Montreal can only be described as mellow. Canadians seem genuinely laid back and this city is no exception. Although, it is hard to put a finger exactly on what the city reminds me of. Of course it has some pretty heavy French influences, but is in no way similar to Paris. Perhaps because the city is under snow for half the year, people are happy to make the most of the warmer months. It’s reasonably trendy, but not contrived, which is probably one of the highest compliments a city can receive (from me). I wouldn’t describe the city as boring, but a lot of the time it doesn’t feel like there is much happening. Then again, I imagine there is probably a lot of cool stuff going on behind closed doors. The main park in Montreal is absolutely amazing with plenty of green grass and trees. It is pretty much a small national park that goes up a mountain with a huge cross on top. The city has some pretty amazing architecture from the mid 1960’s, when they discovered they would be host to the World Fair in 1967. Olympic Park is one such structure which is an incredibly outdated stadium which appears exactly as you would imagine a ‘forward thinking’ project of 1965 would. The stadium was built to host the 1968 Olympics, and was so out there that they didn’t actually end up finishing it until the eighties. Apparently the city is still paying off debt caused by the stadium, which is now a largely unused space. Although, it has been one of Montreal’s most significant skate spots since the early 90’s. The structure itself can be seen from most places around the city thanks to a 100 metre high phallic observation deck towering over the top of the stadium.
Another building designed in the strange creative outburst that 1967 World Fair brought to the city, is the aptly named ‘Habitat 67’. Habitat 67 is probably one of strangest looking block of apartments that exist in the western world (I’m sure Japan has something more interesting to offer). It was designed by a young student at Montreal’s McGill University as his thesis. Then they built it in real life. I’m not going to bother describing Habitat 67, as there is little point. Please see the attached picture. An interesting fact about Habitat 67 is that it was designed with high density living in mind, almost along the lines of public housing complexes, and it was intended to be extended into multiple complexes. However, in reality, each apartment ended up costing around $140 000 to build, and therefore the building is only occupied by very wealthy individuals.
Since I was staying with Amy and her parents, some tourist activities were necessary. The main one being an ultra cool tour of the city on little electric mopeds. Our tour guide was Dave, an ultra outgoing me me me kind of guy. When he wasn’t telling us jokes about marijuana, or telling us about the guys over the other side of the mountain partying and ‘pouring one out for the homies’, he was telling us off for going too fast and leaving him in the dust. He also insisted on blocking traffic to let eight middle aged men and women (the intended age of the target audience of the tour) riding mopeds through. He also insisted on taking as many pictures possible of one couple who owned a quality digital SLR. Dave also took us to some of the best street art in the city (see attached photo). All the embarrassment aside, and the fact that we didn’t actually see anything new, or interesting on the tour, it was great fun. Riding very weak mopeds through traffic on a tour of a city with a bunch of old people was hilarious and definitely a great experience. Dave kept on asking everyone if they didn’t think it was too dangerous. Classic Dave.
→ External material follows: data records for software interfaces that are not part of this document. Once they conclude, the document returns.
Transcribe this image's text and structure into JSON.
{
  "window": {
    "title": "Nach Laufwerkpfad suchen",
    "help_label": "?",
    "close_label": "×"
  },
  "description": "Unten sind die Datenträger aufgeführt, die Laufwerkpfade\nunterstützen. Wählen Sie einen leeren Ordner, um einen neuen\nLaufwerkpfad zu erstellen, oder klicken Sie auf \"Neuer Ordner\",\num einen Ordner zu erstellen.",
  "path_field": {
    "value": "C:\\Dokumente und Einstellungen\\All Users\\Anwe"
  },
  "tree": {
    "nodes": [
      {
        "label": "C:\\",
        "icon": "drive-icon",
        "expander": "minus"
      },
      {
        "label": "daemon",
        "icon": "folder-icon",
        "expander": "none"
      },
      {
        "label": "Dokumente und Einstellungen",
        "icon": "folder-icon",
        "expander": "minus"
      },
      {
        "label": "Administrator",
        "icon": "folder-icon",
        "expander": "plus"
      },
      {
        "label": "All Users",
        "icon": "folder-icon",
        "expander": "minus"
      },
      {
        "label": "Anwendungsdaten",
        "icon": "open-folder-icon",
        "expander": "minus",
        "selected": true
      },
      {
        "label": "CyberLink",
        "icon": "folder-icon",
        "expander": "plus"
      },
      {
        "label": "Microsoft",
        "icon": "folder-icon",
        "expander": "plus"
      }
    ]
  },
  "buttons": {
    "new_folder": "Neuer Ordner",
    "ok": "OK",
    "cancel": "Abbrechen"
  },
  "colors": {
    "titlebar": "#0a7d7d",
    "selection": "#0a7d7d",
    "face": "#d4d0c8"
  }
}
So now I am once again headed to New York have, where I am looking forward to almost a month of getting up to mischief and photographing the many freaks that a city that big seems to endlessly churn out.
Until Next Time.
NOTE: I will post the pictures separately from my phone.
Note: you can look at some other pictures here if you care about me enough